[Collected data]
>>>

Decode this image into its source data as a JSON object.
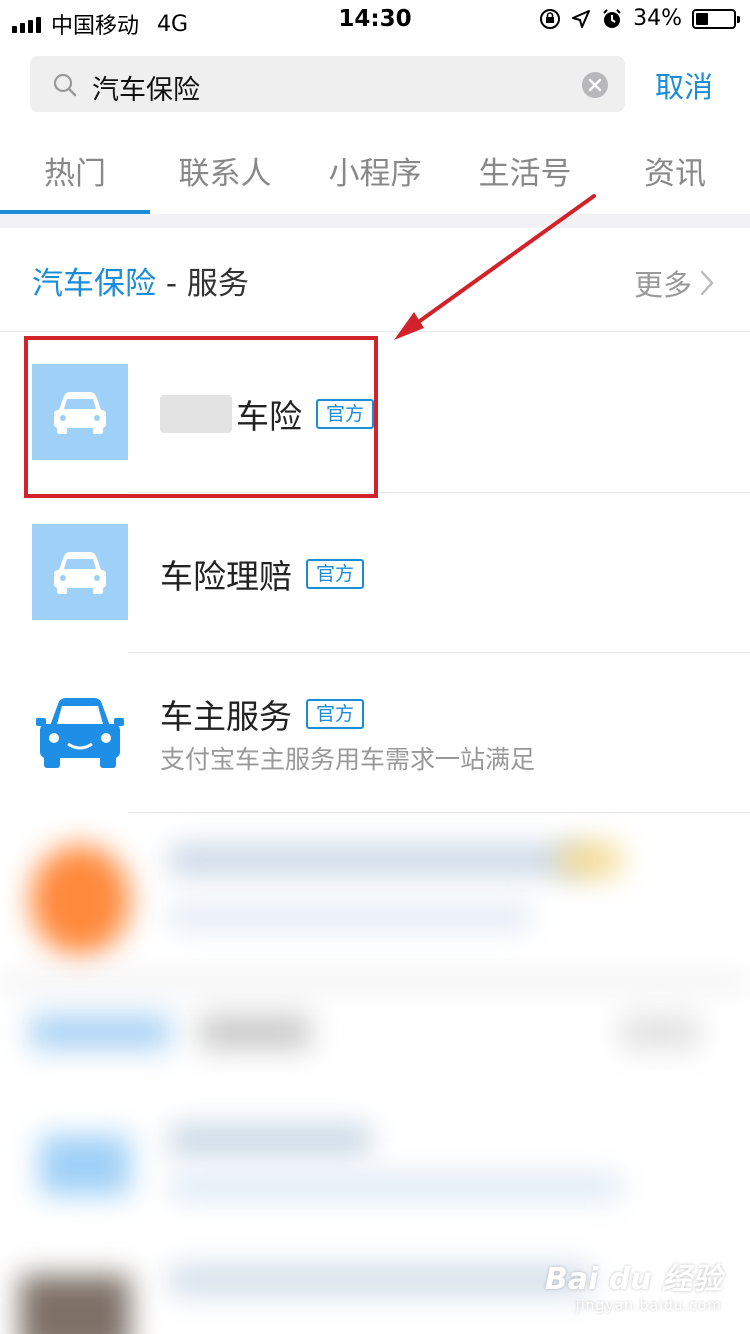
{
  "status_bar": {
    "carrier": "中国移动",
    "network": "4G",
    "time": "14:30",
    "battery": "34%",
    "battery_level": 0.34
  },
  "search": {
    "query": "汽车保险",
    "cancel_label": "取消"
  },
  "tabs": [
    {
      "label": "热门",
      "active": true
    },
    {
      "label": "联系人",
      "active": false
    },
    {
      "label": "小程序",
      "active": false
    },
    {
      "label": "生活号",
      "active": false
    },
    {
      "label": "资讯",
      "active": false
    }
  ],
  "section": {
    "keyword": "汽车保险",
    "suffix": " - 服务",
    "more_label": "更多"
  },
  "results": [
    {
      "title": "车险",
      "badge": "官方",
      "subtitle": "",
      "icon": "car-icon"
    },
    {
      "title": "车险理赔",
      "badge": "官方",
      "subtitle": "",
      "icon": "car-icon"
    },
    {
      "title": "车主服务",
      "badge": "官方",
      "subtitle": "支付宝车主服务用车需求一站满足",
      "icon": "car-icon"
    }
  ],
  "watermark": {
    "main": "Bai du 经验",
    "sub": "jingyan.baidu.com"
  },
  "colors": {
    "accent": "#1a8cd8",
    "icon_light_bg": "#9fd0f7",
    "car_blue": "#1f8ee6",
    "highlight": "#d2232a"
  }
}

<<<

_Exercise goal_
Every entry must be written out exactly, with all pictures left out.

_Written reply_
Decode this image into its source data as a JSON object.
{
  "status_bar": {
    "carrier": "中国移动",
    "network": "4G",
    "time": "14:30",
    "battery": "34%",
    "battery_level": 0.34
  },
  "search": {
    "query": "汽车保险",
    "cancel_label": "取消"
  },
  "tabs": [
    {
      "label": "热门",
      "active": true
    },
    {
      "label": "联系人",
      "active": false
    },
    {
      "label": "小程序",
      "active": false
    },
    {
      "label": "生活号",
      "active": false
    },
    {
      "label": "资讯",
      "active": false
    }
  ],
  "section": {
    "keyword": "汽车保险",
    "suffix": " - 服务",
    "more_label": "更多"
  },
  "results": [
    {
      "title": "车险",
      "badge": "官方",
      "subtitle": "",
      "icon": "car-icon"
    },
    {
      "title": "车险理赔",
      "badge": "官方",
      "subtitle": "",
      "icon": "car-icon"
    },
    {
      "title": "车主服务",
      "badge": "官方",
      "subtitle": "支付宝车主服务用车需求一站满足",
      "icon": "car-icon"
    }
  ],
  "watermark": {
    "main": "Bai du 经验",
    "sub": "jingyan.baidu.com"
  },
  "colors": {
    "accent": "#1a8cd8",
    "icon_light_bg": "#9fd0f7",
    "car_blue": "#1f8ee6",
    "highlight": "#d2232a"
  }
}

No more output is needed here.